Alt Key Messages February 2020

News
20 Feb 2020

The key messages from the February Alliance Leadership Team meeting are now available to view. 

ALT key messages February 2020


2019 South Island Alliance Achievements

 

News
18 Dec 2019

2019 was a busy year for the South Island Alliance.

Here is a summary of some of our achievements


Moving Care Out Of The Clinic And Closer To Home

 

News
16 Dec 2019

Paediatric Ketogenic Dietitian Charlene Tan-Smith (on screen) using Zoom technology (remote conferencing services using cloud computing) to communicate with Stephanie Emery

A new strategy to improve and expand telehealth services across the South Island has been agreed by the five South Island DHBs.

“Technology is at a level now where, other than a physical presence, there is very little difference between a virtual consultation and a face-to-face appointment,” explains Dr Saxon Connor, a specialist surgeon at Christchurch Hospital.“

Before a consultation, all the assessments have been done so the meeting is about the conversation.
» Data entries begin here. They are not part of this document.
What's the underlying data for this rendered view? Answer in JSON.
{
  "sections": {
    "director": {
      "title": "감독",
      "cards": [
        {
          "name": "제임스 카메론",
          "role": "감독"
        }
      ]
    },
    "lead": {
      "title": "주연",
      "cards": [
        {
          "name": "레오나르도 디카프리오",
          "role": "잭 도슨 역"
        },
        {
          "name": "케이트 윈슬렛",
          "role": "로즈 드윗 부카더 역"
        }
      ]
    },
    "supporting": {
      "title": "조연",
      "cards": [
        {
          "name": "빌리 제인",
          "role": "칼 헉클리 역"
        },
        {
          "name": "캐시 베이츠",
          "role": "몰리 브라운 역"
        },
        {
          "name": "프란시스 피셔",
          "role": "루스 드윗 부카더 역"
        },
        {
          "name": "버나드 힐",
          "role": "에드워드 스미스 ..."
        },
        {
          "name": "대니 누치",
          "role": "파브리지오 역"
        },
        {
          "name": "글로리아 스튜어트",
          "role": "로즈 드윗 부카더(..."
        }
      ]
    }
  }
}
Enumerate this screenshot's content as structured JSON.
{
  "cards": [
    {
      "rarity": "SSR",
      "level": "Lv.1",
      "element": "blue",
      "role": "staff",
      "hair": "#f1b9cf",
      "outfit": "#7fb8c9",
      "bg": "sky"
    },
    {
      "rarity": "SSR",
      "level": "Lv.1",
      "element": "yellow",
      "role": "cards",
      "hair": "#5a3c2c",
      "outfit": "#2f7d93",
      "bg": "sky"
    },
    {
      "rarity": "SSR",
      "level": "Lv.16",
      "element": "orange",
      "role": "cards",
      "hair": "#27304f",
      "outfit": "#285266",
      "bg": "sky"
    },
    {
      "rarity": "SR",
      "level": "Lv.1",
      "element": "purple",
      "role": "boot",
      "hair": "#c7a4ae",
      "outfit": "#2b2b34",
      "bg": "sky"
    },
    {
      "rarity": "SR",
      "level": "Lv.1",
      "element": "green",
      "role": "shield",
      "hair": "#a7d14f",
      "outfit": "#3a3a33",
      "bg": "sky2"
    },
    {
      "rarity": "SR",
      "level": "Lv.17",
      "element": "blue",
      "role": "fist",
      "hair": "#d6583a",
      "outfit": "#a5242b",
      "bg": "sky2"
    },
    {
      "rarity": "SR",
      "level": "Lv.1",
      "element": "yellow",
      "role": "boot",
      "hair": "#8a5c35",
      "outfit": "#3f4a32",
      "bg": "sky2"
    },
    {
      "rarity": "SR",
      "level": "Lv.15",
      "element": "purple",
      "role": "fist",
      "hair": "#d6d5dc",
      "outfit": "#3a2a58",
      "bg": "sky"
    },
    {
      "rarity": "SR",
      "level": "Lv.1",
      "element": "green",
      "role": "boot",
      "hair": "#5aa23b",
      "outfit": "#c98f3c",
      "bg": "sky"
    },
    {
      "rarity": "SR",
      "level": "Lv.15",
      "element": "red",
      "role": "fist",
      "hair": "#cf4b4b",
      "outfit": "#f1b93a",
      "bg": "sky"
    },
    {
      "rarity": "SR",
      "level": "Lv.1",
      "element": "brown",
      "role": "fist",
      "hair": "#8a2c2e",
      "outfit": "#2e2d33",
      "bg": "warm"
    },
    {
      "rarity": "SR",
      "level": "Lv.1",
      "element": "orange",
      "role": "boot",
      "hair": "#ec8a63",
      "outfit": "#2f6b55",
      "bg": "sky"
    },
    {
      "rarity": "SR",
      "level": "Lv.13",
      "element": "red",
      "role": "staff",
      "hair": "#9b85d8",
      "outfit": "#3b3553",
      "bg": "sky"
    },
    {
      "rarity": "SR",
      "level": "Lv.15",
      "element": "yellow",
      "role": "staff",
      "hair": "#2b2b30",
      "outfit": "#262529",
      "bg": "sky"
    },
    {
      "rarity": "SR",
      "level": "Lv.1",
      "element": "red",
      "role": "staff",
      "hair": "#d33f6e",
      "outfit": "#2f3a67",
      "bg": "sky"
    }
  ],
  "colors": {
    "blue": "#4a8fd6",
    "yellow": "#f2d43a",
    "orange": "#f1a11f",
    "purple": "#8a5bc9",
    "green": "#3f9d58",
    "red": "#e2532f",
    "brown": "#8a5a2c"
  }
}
In my experience, a nurse or GP is always present with the patient, so I am comfortable that the patient is being supported.”

Smart device technology is already being used across a wide range of services in the South Island to connect clinicians and their patients who are not in the same physical location. Benefits for patients include faster access to care, shorter wait times and reduced travel. Clinicians spend less time traveling and have greater control over scheduling. Telehealth also supports a closer working relationship between specialists and primary care, and a more connected South Island health system that better meets the needs of our community.

The new South Island strategy aims to increase the availability and use of telehealth to the point where it is offered to everyone who could benefit from it. The strategy focuses on six key areas:

  • governance
  • technology and infrastructure
  • staff training and change management
  • funding
  • embedding into clinical practice
  • monitoring and evaluation.

The first step is to appoint a regionally funded telehealth project manager.South Island examples of telehealth in action

More information